▶ **TASK STATEMENT**
The answer consists solely of the data below, reproduced exactly.

[TASK INPUT]

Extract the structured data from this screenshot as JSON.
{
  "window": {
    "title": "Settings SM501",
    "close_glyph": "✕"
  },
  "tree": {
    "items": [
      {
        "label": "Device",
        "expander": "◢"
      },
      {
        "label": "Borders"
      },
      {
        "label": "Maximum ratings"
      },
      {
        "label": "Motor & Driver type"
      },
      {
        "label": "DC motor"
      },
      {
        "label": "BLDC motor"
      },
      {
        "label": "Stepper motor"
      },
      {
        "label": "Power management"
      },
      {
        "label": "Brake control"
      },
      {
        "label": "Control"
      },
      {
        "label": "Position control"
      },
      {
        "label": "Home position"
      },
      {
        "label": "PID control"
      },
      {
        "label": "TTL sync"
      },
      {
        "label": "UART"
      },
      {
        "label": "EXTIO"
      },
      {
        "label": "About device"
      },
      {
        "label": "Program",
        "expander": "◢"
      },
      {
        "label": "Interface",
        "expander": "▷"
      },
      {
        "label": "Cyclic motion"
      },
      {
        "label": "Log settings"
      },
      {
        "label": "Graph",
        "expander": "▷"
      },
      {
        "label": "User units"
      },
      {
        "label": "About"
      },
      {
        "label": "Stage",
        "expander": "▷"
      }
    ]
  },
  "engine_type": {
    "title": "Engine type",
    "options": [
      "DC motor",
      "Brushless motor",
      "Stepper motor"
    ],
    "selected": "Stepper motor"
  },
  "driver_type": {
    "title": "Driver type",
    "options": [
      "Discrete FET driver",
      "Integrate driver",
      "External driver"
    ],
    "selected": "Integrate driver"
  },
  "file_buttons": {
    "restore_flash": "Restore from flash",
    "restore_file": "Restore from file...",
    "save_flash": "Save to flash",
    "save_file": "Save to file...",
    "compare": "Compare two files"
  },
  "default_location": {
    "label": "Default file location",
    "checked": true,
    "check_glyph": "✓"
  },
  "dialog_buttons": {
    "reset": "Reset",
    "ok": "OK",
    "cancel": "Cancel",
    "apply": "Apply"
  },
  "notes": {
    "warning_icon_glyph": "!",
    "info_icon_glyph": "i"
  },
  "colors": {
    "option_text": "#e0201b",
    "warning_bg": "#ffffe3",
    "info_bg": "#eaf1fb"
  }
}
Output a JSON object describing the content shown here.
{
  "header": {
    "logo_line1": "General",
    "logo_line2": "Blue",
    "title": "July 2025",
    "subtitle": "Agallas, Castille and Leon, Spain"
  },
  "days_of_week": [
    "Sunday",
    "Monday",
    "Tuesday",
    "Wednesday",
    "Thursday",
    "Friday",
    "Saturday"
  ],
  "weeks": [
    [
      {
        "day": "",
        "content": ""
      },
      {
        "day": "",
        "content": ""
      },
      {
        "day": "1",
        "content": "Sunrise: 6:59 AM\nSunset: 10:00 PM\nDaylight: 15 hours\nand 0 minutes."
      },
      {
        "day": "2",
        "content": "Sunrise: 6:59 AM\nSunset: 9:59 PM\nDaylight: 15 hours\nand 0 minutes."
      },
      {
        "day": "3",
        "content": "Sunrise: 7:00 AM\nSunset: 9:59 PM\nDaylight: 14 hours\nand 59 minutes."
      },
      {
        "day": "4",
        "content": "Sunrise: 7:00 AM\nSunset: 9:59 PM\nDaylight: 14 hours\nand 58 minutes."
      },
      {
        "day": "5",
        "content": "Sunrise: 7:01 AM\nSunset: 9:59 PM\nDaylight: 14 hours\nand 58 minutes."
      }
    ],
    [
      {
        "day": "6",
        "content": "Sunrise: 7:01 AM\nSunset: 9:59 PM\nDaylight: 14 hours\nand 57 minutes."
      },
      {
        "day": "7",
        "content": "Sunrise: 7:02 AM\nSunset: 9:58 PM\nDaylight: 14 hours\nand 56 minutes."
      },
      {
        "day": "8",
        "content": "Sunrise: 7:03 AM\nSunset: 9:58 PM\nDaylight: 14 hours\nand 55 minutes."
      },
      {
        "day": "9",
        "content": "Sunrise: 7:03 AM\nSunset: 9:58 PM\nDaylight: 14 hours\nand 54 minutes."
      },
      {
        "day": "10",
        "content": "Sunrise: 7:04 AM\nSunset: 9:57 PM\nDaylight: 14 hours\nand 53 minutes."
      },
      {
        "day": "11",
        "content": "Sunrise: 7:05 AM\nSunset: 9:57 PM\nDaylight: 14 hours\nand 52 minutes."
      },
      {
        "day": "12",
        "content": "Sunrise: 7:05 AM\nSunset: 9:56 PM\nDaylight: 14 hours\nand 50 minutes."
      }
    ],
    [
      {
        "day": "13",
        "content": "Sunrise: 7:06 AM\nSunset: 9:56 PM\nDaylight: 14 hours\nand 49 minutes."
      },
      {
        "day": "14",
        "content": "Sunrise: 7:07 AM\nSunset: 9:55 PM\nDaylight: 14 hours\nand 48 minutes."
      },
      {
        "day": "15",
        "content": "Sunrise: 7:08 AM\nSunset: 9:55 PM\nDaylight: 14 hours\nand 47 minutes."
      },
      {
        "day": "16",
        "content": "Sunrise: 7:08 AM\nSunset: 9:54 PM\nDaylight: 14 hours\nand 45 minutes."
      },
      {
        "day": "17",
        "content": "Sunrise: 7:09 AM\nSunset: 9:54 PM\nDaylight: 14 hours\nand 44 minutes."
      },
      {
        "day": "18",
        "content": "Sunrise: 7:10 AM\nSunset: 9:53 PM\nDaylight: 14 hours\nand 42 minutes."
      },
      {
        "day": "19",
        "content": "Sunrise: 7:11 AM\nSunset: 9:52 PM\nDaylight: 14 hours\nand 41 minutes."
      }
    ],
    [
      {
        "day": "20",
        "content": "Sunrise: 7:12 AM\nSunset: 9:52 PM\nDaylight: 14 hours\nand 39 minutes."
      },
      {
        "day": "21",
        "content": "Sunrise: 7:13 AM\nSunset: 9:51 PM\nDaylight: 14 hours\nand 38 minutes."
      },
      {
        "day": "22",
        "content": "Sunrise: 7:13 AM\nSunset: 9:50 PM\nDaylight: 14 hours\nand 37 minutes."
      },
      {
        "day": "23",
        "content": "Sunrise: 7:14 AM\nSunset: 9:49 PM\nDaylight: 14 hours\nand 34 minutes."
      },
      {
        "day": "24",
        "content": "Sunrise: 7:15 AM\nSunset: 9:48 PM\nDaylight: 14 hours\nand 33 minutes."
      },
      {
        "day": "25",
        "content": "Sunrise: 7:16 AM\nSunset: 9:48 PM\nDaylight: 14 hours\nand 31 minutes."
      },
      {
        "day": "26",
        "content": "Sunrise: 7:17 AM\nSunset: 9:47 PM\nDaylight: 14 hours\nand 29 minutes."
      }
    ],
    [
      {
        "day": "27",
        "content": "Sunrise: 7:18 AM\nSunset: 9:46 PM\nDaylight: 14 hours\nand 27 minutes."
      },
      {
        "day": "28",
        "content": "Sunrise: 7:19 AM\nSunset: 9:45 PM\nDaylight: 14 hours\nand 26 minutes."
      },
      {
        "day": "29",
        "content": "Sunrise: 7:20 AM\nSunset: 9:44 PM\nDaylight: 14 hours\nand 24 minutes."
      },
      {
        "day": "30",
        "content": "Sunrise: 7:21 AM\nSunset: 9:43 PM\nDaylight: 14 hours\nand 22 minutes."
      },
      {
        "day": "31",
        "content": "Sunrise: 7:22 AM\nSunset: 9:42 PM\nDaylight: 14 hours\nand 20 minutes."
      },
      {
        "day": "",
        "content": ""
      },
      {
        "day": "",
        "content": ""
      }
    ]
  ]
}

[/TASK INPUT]

▶ **COMPLETED TASK**
Extract the structured data from this screenshot as JSON.
{
  "window": {
    "title": "Settings SM501",
    "close_glyph": "✕"
  },
  "tree": {
    "items": [
      {
        "label": "Device",
        "expander": "◢"
      },
      {
        "label": "Borders"
      },
      {
        "label": "Maximum ratings"
      },
      {
        "label": "Motor & Driver type"
      },
      {
        "label": "DC motor"
      },
      {
        "label": "BLDC motor"
      },
      {
        "label": "Stepper motor"
      },
      {
        "label": "Power management"
      },
      {
        "label": "Brake control"
      },
      {
        "label": "Control"
      },
      {
        "label": "Position control"
      },
      {
        "label": "Home position"
      },
      {
        "label": "PID control"
      },
      {
        "label": "TTL sync"
      },
      {
        "label": "UART"
      },
      {
        "label": "EXTIO"
      },
      {
        "label": "About device"
      },
      {
        "label": "Program",
        "expander": "◢"
      },
      {
        "label": "Interface",
        "expander": "▷"
      },
      {
        "label": "Cyclic motion"
      },
      {
        "label": "Log settings"
      },
      {
        "label": "Graph",
        "expander": "▷"
      },
      {
        "label": "User units"
      },
      {
        "label": "About"
      },
      {
        "label": "Stage",
        "expander": "▷"
      }
    ]
  },
  "engine_type": {
    "title": "Engine type",
    "options": [
      "DC motor",
      "Brushless motor",
      "Stepper motor"
    ],
    "selected": "Stepper motor"
  },
  "driver_type": {
    "title": "Driver type",
    "options": [
      "Discrete FET driver",
      "Integrate driver",
      "External driver"
    ],
    "selected": "Integrate driver"
  },
  "file_buttons": {
    "restore_flash": "Restore from flash",
    "restore_file": "Restore from file...",
    "save_flash": "Save to flash",
    "save_file": "Save to file...",
    "compare": "Compare two files"
  },
  "default_location": {
    "label": "Default file location",
    "checked": true,
    "check_glyph": "✓"
  },
  "dialog_buttons": {
    "reset": "Reset",
    "ok": "OK",
    "cancel": "Cancel",
    "apply": "Apply"
  },
  "notes": {
    "warning_icon_glyph": "!",
    "info_icon_glyph": "i"
  },
  "colors": {
    "option_text": "#e0201b",
    "warning_bg": "#ffffe3",
    "info_bg": "#eaf1fb"
  }
}
Output a JSON object describing the content shown here.
{
  "header": {
    "logo_line1": "General",
    "logo_line2": "Blue",
    "title": "July 2025",
    "subtitle": "Agallas, Castille and Leon, Spain"
  },
  "days_of_week": [
    "Sunday",
    "Monday",
    "Tuesday",
    "Wednesday",
    "Thursday",
    "Friday",
    "Saturday"
  ],
  "weeks": [
    [
      {
        "day": "",
        "content": ""
      },
      {
        "day": "",
        "content": ""
      },
      {
        "day": "1",
        "content": "Sunrise: 6:59 AM\nSunset: 10:00 PM\nDaylight: 15 hours\nand 0 minutes."
      },
      {
        "day": "2",
        "content": "Sunrise: 6:59 AM\nSunset: 9:59 PM\nDaylight: 15 hours\nand 0 minutes."
      },
      {
        "day": "3",
        "content": "Sunrise: 7:00 AM\nSunset: 9:59 PM\nDaylight: 14 hours\nand 59 minutes."
      },
      {
        "day": "4",
        "content": "Sunrise: 7:00 AM\nSunset: 9:59 PM\nDaylight: 14 hours\nand 58 minutes."
      },
      {
        "day": "5",
        "content": "Sunrise: 7:01 AM\nSunset: 9:59 PM\nDaylight: 14 hours\nand 58 minutes."
      }
    ],
    [
      {
        "day": "6",
        "content": "Sunrise: 7:01 AM\nSunset: 9:59 PM\nDaylight: 14 hours\nand 57 minutes."
      },
      {
        "day": "7",
        "content": "Sunrise: 7:02 AM\nSunset: 9:58 PM\nDaylight: 14 hours\nand 56 minutes."
      },
      {
        "day": "8",
        "content": "Sunrise: 7:03 AM\nSunset: 9:58 PM\nDaylight: 14 hours\nand 55 minutes."
      },
      {
        "day": "9",
        "content": "Sunrise: 7:03 AM\nSunset: 9:58 PM\nDaylight: 14 hours\nand 54 minutes."
      },
      {
        "day": "10",
        "content": "Sunrise: 7:04 AM\nSunset: 9:57 PM\nDaylight: 14 hours\nand 53 minutes."
      },
      {
        "day": "11",
        "content": "Sunrise: 7:05 AM\nSunset: 9:57 PM\nDaylight: 14 hours\nand 52 minutes."
      },
      {
        "day": "12",
        "content": "Sunrise: 7:05 AM\nSunset: 9:56 PM\nDaylight: 14 hours\nand 50 minutes."
      }
    ],
    [
      {
        "day": "13",
        "content": "Sunrise: 7:06 AM\nSunset: 9:56 PM\nDaylight: 14 hours\nand 49 minutes."
      },
      {
        "day": "14",
        "content": "Sunrise: 7:07 AM\nSunset: 9:55 PM\nDaylight: 14 hours\nand 48 minutes."
      },
      {
        "day": "15",
        "content": "Sunrise: 7:08 AM\nSunset: 9:55 PM\nDaylight: 14 hours\nand 47 minutes."
      },
      {
        "day": "16",
        "content": "Sunrise: 7:08 AM\nSunset: 9:54 PM\nDaylight: 14 hours\nand 45 minutes."
      },
      {
        "day": "17",
        "content": "Sunrise: 7:09 AM\nSunset: 9:54 PM\nDaylight: 14 hours\nand 44 minutes."
      },
      {
        "day": "18",
        "content": "Sunrise: 7:10 AM\nSunset: 9:53 PM\nDaylight: 14 hours\nand 42 minutes."
      },
      {
        "day": "19",
        "content": "Sunrise: 7:11 AM\nSunset: 9:52 PM\nDaylight: 14 hours\nand 41 minutes."
      }
    ],
    [
      {
        "day": "20",
        "content": "Sunrise: 7:12 AM\nSunset: 9:52 PM\nDaylight: 14 hours\nand 39 minutes."
      },
      {
        "day": "21",
        "content": "Sunrise: 7:13 AM\nSunset: 9:51 PM\nDaylight: 14 hours\nand 38 minutes."
      },
      {
        "day": "22",
        "content": "Sunrise: 7:13 AM\nSunset: 9:50 PM\nDaylight: 14 hours\nand 37 minutes."
      },
      {
        "day": "23",
        "content": "Sunrise: 7:14 AM\nSunset: 9:49 PM\nDaylight: 14 hours\nand 34 minutes."
      },
      {
        "day": "24",
        "content": "Sunrise: 7:15 AM\nSunset: 9:48 PM\nDaylight: 14 hours\nand 33 minutes."
      },
      {
        "day": "25",
        "content": "Sunrise: 7:16 AM\nSunset: 9:48 PM\nDaylight: 14 hours\nand 31 minutes."
      },
      {
        "day": "26",
        "content": "Sunrise: 7:17 AM\nSunset: 9:47 PM\nDaylight: 14 hours\nand 29 minutes."
      }
    ],
    [
      {
        "day": "27",
        "content": "Sunrise: 7:18 AM\nSunset: 9:46 PM\nDaylight: 14 hours\nand 27 minutes."
      },
      {
        "day": "28",
        "content": "Sunrise: 7:19 AM\nSunset: 9:45 PM\nDaylight: 14 hours\nand 26 minutes."
      },
      {
        "day": "29",
        "content": "Sunrise: 7:20 AM\nSunset: 9:44 PM\nDaylight: 14 hours\nand 24 minutes."
      },
      {
        "day": "30",
        "content": "Sunrise: 7:21 AM\nSunset: 9:43 PM\nDaylight: 14 hours\nand 22 minutes."
      },
      {
        "day": "31",
        "content": "Sunrise: 7:22 AM\nSunset: 9:42 PM\nDaylight: 14 hours\nand 20 minutes."
      },
      {
        "day": "",
        "content": ""
      },
      {
        "day": "",
        "content": ""
      }
    ]
  ]
}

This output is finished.